These two production numbers help elevate Fashions of 1934 above its rather conventional and not terribly prepossessing comedic trappings. William Powell is in fine form as the affable cheat; slick and stylish and in his element. But Bette Davis seems entirely out of place as Lynn - her larger than life persona desperate to break away from the platinum clothes horse concocted for her by Orry-Kelly. In the final analysis, Fashions of 1934 is a curious, but effortlessly amusing film. Without Berkeley's touches of genius there would be very little to recommend it.

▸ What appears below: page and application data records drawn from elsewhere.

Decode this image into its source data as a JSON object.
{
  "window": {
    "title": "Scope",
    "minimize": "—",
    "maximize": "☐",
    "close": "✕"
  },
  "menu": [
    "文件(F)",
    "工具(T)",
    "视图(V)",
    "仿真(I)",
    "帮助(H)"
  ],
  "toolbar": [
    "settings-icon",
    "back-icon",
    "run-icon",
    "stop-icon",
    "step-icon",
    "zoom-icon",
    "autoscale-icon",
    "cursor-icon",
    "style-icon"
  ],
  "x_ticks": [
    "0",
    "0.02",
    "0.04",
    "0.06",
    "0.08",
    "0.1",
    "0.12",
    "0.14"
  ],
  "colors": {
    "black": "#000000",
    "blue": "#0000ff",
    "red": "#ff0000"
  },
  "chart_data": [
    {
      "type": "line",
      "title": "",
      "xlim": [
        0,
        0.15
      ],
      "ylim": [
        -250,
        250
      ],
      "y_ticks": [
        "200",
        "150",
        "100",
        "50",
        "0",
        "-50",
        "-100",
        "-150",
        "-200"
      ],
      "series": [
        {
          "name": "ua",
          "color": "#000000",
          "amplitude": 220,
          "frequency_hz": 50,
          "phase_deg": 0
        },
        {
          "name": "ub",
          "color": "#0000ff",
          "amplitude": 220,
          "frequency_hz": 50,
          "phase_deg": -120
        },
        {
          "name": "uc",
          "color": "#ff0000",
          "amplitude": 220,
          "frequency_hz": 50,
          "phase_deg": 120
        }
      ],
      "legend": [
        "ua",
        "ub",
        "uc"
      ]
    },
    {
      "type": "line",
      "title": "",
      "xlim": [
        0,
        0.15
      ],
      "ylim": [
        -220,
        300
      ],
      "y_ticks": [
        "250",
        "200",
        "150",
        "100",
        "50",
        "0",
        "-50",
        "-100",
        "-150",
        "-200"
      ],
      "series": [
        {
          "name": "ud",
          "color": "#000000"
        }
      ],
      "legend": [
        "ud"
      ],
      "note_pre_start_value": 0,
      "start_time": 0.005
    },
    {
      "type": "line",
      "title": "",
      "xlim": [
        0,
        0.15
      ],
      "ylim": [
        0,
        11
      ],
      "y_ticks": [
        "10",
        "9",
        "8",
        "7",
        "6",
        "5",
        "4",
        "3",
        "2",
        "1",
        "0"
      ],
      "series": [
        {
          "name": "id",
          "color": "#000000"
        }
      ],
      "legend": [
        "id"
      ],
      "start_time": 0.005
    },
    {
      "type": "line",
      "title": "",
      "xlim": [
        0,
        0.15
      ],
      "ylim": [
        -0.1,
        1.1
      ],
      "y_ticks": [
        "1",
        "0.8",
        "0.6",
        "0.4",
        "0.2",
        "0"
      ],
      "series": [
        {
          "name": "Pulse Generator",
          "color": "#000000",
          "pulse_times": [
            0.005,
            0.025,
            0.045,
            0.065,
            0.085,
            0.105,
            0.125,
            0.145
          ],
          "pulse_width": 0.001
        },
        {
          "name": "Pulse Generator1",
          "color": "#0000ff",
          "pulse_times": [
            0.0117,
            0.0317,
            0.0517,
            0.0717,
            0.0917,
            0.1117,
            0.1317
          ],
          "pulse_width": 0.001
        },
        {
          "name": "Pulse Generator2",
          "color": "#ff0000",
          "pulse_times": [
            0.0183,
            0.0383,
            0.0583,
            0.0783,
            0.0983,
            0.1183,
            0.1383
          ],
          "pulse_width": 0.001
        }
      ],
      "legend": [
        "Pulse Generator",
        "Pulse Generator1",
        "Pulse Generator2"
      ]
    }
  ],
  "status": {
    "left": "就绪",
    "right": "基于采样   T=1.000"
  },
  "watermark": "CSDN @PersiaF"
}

Part of the Warner Archive, Fashions of 1934 gets an adequate home video release. But something is decidedly wrong with the title credits. After the 'First National' logo the screen suddenly goes black for an instant before a title card reading 'William Powell in Fashions' appears on a different backing than the rest of the main titles. This credit is held over for an excruciatingly long time before the rest of the sequence continues and it is my guess that this is a reissue title card plastered on for the film's re-release some years later - presumably so that the film's original title 'Fashions of 1934' would not date the re-release.
It would have been a nice touch if Warner Home Video had gone in search of the original title sequence because this version of the main titles doesn't really work. Otherwise, the transfer is middle of the road. Age related artifacts are everywhere and occasionally distract. But the gray scale has been very nicely balanced with strong blacks and clean whites, allowing William Rees' stylish cinematography to shine through. The image is crisp without being digitally harsh. All in all, a good effort. The audio is, of course, mono as originally recorded but also in fine form. The only extra is a theatrical trailer.
FILM RATING (out of 5 - 5 being the best)